have realized that they have no right to dictate 
to scientists their aims and the methods for 
attaining them; and scientists have learned that 
the starting-point of their investigations does 
not lie solely in the perceptions of the senses, 
and that science cannot exist without some small 
portion of metaphysics. Modern Physics impresses 
us particularly with the truth of the old doctrine 
which teaches that there are realities existing 
apart from our sense-perceptions, and that there 
are problems and conflicts where these realities 
are of greater value for us than the richest 
treasures of the world of experience. 


ACTION, 20, 30, 41, 93, 104 
Axiomatic school of physi- 
cists, II, 22 

Bohr, Niels, 31 
Born, 43, 105 
Brownian movement, 80 

Causality and free will, 

84 sqq., 87 

Configuration point, 38, 41 
Configuration space, 2 7 sqq . , 

33 $4 36, 44 
Conservation, 22, 99 
Copernicus, 64 

de Broglie, 43 
Determinism, 48, 54 
Dirac, 43 

Einstein, 18 

Electricity, 16 

Electron, idsq., 21, 31 sq., 

4<>, 42, 57 
Energetics, theory of, 76, 


Energy, 19, 22, 26, 92 
Ether, 72 
Evolution, 10, 13, 15 

Force, Newton's concept 

of, 66 sqq., 69 sq. 
Franck, 56 

Freedom, 84 sq. 
Fresnel, 46 

Galileo, 66, 87 
Gauss, 1 8 
Gravitation, 19, 78, 92 

Hamilton, 28, 41 
Heat, 72, 75 sqq., 80, 93 
Heisenberg, 38 sq., 43, 47, 

49, 105 
Hertz, 57 
Hydrogen, i6sq. 
Hypothesis, 60 sq. 

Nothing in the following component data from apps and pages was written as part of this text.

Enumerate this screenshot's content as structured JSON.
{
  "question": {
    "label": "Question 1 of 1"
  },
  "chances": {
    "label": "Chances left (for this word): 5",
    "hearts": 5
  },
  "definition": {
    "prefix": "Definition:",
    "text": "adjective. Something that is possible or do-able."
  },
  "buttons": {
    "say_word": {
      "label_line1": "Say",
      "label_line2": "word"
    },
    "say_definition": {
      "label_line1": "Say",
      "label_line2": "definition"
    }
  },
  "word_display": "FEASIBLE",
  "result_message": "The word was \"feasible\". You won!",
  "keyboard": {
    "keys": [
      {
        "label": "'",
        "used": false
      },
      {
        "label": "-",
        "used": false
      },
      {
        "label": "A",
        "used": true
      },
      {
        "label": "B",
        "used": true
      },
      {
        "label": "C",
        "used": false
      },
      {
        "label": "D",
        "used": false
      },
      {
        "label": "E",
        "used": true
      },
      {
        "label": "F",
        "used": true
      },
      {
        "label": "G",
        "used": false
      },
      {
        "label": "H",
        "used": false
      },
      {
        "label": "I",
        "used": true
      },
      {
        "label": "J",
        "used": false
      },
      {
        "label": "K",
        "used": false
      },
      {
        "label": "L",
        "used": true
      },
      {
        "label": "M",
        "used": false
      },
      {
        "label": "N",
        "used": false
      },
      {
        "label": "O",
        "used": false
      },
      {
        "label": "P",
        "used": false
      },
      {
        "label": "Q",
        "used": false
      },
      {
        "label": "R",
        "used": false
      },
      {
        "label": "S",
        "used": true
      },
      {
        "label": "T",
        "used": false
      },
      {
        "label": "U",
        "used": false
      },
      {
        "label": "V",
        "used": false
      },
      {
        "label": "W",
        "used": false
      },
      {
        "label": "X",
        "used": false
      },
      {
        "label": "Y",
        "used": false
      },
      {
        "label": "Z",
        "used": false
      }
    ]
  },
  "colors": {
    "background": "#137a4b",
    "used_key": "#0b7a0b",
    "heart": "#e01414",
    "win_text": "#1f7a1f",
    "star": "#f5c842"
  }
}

Indeterminism, 47, 50, 52 
Irreversible processes, 77, 

Jacobi, 41 
Jordan, 43, 105 

Kepler, 64 sq. 
Kurlbaum, 56 

Lagrange, 28 
Law, ii sq. t 

8 1 sq. 

Leibniz, 52 
Lenard, 56 
Light, 95 sq. 
Lorentz, 46 
Lummer, 56 



Magnitude, 12, 45 sq., 77 
Mass, 19, 92 

Mathematics, 14, 18, 43, 74 
Maxwell, 42 
Measurement, 7, 60, 73, 

77 ^. 

Michelson, 56 
Mind, 84 
Momentum, 19 

Nature, 8, 59, Si sq. 
Newton, 28, 64 sqq., 67, 
70 sq., 87 

Osmotic pressure, 70 

Particle, 26 
Perception, 7 
Photoelectric effect, 97, 


Positivism, n sq. 
Potential, 68 
Pringsheim, 56 
Probability, 47 
Protons, 1 6 sq., 21, 42 
Ptolemy, 64 

Quantum Mechanics, 45 
Quantum of Action, 20 sqq., 

23, 30, 38, 41, 104 
Quantum Theory, 17, 20 
sqq., 26, 29, 37 sq., 88, 
93 sqq., 97 $M-> IO 3 Io6 

Reality, 8, 15 

Relativity theory, 17 sqq., 
20, 22, 27, 42, 46, 
55 sq., 88 sqq., gi sqq., 


Reversible processes, 77-84 
Riemann, 19 
Ruben, 56 

Schrodinger, 28, 41, 43 
Sense-data, 7 
Sense-perception, 7 
Sense, the world of, 14 sq. 
Simultaneity, 89 sq. 
Space, 18, 25, 55, 63, 92 
Statistics, 81 sq. 
Substance, 71 sq. 

Thermodynamics, 22 
Time, 18, 55, 63, 92 

Uncertainty principle, 38, 

47> 49, 52 
Uranium, 17 sq. 

van't Hof , 70 
Vector, 27 

Wave groups, 37 
Will, 84 sq. 

Work, mechanical concept 
of, 67 sq.